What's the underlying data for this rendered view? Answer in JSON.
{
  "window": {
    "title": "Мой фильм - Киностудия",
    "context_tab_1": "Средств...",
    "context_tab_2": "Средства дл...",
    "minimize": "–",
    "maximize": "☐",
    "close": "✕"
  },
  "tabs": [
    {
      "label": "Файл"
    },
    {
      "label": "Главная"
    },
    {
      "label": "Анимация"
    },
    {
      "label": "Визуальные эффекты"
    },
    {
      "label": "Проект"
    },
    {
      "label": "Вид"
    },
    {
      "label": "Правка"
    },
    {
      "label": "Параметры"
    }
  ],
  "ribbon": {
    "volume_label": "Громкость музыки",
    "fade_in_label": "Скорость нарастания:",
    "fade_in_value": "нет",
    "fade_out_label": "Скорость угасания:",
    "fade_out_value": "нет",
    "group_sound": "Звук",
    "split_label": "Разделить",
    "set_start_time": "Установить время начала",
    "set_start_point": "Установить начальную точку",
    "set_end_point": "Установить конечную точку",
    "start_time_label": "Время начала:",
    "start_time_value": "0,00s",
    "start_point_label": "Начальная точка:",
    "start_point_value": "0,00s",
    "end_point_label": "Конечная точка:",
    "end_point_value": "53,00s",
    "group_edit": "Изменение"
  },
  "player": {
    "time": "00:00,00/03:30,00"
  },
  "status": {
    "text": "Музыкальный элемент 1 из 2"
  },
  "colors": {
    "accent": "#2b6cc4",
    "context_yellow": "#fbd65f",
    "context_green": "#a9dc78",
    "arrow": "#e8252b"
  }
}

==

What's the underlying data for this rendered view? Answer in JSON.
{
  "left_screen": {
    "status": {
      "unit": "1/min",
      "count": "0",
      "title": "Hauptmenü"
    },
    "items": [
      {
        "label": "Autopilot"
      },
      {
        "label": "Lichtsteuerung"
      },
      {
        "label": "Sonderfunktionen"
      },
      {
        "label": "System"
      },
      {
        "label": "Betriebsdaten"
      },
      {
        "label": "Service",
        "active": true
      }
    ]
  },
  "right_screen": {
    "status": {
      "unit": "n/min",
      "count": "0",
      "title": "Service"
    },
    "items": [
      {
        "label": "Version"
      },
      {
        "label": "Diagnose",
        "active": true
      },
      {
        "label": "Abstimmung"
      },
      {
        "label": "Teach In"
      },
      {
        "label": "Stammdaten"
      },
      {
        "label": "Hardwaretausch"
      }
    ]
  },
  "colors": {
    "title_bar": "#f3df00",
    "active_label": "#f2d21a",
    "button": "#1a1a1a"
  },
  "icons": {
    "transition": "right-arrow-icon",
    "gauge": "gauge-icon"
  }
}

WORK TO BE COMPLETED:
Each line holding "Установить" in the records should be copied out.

WRITTEN RESPONSE:
    "set_start_time": "Установить время начала",
    "set_start_point": "Установить начальную точку",
    "set_end_point": "Установить конечную точку",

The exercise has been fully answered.